**Assigned task**
Among the records below, which lines contain the string "Raises"? Report them.

**Excerpts from an interface dataset**
============================================================

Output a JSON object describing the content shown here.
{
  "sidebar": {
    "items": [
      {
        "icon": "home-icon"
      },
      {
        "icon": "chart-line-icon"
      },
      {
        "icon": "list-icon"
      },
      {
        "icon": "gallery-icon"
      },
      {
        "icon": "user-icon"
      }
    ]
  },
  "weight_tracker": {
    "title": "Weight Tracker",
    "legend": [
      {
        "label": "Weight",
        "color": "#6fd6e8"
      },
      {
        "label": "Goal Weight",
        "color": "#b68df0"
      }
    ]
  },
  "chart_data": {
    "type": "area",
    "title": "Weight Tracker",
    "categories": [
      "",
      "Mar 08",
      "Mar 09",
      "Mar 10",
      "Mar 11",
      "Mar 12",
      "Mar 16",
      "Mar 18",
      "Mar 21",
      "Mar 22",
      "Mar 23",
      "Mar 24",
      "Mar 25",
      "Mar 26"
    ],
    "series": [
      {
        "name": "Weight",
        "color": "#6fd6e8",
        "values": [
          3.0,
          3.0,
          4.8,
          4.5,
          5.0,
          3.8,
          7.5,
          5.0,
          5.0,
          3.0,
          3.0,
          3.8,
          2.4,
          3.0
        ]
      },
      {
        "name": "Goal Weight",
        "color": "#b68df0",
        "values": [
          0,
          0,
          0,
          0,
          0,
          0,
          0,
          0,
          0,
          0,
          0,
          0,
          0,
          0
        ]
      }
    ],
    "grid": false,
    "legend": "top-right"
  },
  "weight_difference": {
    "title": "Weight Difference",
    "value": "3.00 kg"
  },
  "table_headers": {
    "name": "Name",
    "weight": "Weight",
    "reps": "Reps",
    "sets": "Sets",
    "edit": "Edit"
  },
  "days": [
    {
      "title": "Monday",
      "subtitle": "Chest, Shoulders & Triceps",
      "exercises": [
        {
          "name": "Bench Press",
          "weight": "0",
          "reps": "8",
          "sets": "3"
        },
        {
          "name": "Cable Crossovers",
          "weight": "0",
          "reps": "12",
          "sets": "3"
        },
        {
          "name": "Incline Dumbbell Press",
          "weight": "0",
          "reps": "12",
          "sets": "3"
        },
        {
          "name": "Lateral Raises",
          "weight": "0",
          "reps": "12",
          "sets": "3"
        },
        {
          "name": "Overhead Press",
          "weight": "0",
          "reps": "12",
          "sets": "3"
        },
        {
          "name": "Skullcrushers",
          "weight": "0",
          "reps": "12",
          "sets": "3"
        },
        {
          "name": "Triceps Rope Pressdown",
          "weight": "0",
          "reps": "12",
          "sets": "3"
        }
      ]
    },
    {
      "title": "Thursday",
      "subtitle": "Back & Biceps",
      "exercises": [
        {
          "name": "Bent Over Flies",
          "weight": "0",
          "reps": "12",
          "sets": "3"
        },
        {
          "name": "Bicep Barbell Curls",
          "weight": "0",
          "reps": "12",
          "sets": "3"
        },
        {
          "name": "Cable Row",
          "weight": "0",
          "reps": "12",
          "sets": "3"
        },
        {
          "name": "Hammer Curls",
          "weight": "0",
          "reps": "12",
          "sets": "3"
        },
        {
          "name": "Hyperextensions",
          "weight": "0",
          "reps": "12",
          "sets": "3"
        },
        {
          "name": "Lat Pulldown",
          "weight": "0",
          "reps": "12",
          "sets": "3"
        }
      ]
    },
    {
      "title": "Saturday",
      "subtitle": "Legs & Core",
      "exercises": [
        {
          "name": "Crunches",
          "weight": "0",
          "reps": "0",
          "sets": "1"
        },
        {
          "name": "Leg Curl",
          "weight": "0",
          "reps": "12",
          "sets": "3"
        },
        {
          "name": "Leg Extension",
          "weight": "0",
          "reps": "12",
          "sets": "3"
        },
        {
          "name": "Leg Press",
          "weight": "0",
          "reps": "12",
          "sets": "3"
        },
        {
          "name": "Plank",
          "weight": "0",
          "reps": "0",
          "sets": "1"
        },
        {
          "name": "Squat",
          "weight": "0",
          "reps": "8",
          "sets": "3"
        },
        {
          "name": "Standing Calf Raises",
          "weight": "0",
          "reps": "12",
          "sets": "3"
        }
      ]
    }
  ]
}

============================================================

**Solution to the problem**
          "name": "Lateral Raises",
          "name": "Standing Calf Raises",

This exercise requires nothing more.